The front garden surrounds a carport and second parking space and is shadowed by several large Eucalypts and Oaks on the verge. Plants choices had to be able to cope with this root competition as well as short periods of full summer sun due to the westerly aspect. A combination of rounded shrubs, upright perennials, deciduous feature trees and climbers were employed to give visual and sensory interest for as much of the year as possible. The numerous hard surfaces were softened by use of cascading Casuarina glauca or espaliered Trachelospermum jasminoides.

To the rear of the house the entertaining area is over two levels. The upstairs deck has distant views in two directions, though these are marred somewhat by the rooves of adjacent properties. Narrow, columnar trees and/or trellised climbers are utilised to screen to a prescribed height without obscuring the views and without impinging on the limited space for access paths. A Magnolia soulangeana ‘Black Tulip’ is planted beside the deck to screen the neighbouring backyard and perfume the deck in spring. At the bottom of the steps the ground has been levelled to incorporate a much coveted pizza oven and provide seating while they cook.
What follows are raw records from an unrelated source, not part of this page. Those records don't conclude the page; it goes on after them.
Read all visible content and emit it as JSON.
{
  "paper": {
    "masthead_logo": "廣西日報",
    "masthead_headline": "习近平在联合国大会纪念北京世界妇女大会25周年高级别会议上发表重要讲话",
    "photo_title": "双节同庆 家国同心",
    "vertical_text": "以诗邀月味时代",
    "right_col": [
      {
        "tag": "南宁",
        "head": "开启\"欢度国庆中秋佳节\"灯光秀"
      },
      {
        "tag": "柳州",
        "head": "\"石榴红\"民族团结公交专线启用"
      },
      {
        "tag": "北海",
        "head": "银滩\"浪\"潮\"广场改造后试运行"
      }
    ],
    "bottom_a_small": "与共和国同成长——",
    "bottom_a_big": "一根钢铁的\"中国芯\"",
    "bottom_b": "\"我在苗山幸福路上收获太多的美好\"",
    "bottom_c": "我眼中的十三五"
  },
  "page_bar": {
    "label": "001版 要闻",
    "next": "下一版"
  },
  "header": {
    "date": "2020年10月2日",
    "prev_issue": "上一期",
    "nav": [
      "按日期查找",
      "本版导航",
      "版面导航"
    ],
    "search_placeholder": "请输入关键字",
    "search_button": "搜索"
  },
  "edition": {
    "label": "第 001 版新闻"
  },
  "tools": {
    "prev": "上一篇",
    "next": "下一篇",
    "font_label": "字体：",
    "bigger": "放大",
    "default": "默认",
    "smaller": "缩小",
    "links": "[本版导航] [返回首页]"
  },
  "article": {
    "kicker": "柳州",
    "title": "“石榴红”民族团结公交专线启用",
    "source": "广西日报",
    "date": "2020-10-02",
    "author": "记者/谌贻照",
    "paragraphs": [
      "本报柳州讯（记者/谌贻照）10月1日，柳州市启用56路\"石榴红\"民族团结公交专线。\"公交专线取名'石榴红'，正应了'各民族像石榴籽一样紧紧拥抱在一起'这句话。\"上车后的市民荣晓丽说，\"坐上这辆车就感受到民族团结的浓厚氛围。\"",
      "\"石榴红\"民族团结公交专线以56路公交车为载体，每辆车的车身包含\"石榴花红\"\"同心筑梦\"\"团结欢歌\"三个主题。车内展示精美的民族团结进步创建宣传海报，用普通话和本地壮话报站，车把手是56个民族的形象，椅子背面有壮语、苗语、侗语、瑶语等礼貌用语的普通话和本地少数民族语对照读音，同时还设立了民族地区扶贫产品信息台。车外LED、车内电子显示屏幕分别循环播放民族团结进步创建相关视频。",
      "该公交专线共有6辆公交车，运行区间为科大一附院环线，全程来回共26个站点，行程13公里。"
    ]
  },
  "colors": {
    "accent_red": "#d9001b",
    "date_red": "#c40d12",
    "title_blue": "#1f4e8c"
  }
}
Again, the intersection of several hard surfaces has been softened with planting, repeating species used in the front garden in addition to culinary herbs. Steppers through a prostrate groundcover traverse the slope between the garage and the house to access the utilitarian side of the building. As this area will be used to accommodate the dogs it is gravelled and contains only hardy, non-poisonous species. The kitchen window has been screened from the neighbouring house with columnar Crabapples and given a green outlook with trellised climbers attached to the fence.

Below the garage is a small space for the productive gardens and chooks. To protect from the dogs this is fenced and the entry highlighted by a lych-gate. Where possible vertical spaces are utilised by trellising fruit trees and climbers. Raised vegetable and herb beds provide ease of access, protection from the chooks and facilitate drainage on these otherwise heavy volcanic soils.